## ASSIGNMENT
Would you return the full listing exactly, with nothing altered?

## INFORMATION GIVEN
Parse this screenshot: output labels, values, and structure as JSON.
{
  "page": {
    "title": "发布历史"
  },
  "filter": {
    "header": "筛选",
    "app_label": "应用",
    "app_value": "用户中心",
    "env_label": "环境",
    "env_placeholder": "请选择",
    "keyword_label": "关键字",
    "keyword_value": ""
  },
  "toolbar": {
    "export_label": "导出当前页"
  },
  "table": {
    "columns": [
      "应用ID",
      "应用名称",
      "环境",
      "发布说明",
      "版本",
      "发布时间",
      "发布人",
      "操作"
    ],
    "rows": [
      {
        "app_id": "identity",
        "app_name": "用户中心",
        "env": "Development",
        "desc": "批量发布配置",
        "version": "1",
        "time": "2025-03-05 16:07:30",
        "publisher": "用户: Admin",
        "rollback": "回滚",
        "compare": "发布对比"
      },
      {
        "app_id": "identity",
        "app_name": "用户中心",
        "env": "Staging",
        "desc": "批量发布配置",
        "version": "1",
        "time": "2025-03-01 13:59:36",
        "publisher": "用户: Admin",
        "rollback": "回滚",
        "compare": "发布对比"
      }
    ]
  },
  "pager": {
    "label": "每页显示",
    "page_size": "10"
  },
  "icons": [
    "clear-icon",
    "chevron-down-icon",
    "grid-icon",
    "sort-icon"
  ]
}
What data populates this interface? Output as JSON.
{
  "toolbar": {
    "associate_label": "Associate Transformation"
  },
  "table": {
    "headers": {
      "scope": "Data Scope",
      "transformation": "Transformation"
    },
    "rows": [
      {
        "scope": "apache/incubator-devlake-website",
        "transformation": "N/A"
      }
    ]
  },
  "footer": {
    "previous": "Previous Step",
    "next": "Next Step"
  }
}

## ANSWER BELOW
Parse this screenshot: output labels, values, and structure as JSON.
{
  "page": {
    "title": "发布历史"
  },
  "filter": {
    "header": "筛选",
    "app_label": "应用",
    "app_value": "用户中心",
    "env_label": "环境",
    "env_placeholder": "请选择",
    "keyword_label": "关键字",
    "keyword_value": ""
  },
  "toolbar": {
    "export_label": "导出当前页"
  },
  "table": {
    "columns": [
      "应用ID",
      "应用名称",
      "环境",
      "发布说明",
      "版本",
      "发布时间",
      "发布人",
      "操作"
    ],
    "rows": [
      {
        "app_id": "identity",
        "app_name": "用户中心",
        "env": "Development",
        "desc": "批量发布配置",
        "version": "1",
        "time": "2025-03-05 16:07:30",
        "publisher": "用户: Admin",
        "rollback": "回滚",
        "compare": "发布对比"
      },
      {
        "app_id": "identity",
        "app_name": "用户中心",
        "env": "Staging",
        "desc": "批量发布配置",
        "version": "1",
        "time": "2025-03-01 13:59:36",
        "publisher": "用户: Admin",
        "rollback": "回滚",
        "compare": "发布对比"
      }
    ]
  },
  "pager": {
    "label": "每页显示",
    "page_size": "10"
  },
  "icons": [
    "clear-icon",
    "chevron-down-icon",
    "grid-icon",
    "sort-icon"
  ]
}
What data populates this interface? Output as JSON.
{
  "toolbar": {
    "associate_label": "Associate Transformation"
  },
  "table": {
    "headers": {
      "scope": "Data Scope",
      "transformation": "Transformation"
    },
    "rows": [
      {
        "scope": "apache/incubator-devlake-website",
        "transformation": "N/A"
      }
    ]
  },
  "footer": {
    "previous": "Previous Step",
    "next": "Next Step"
  }
}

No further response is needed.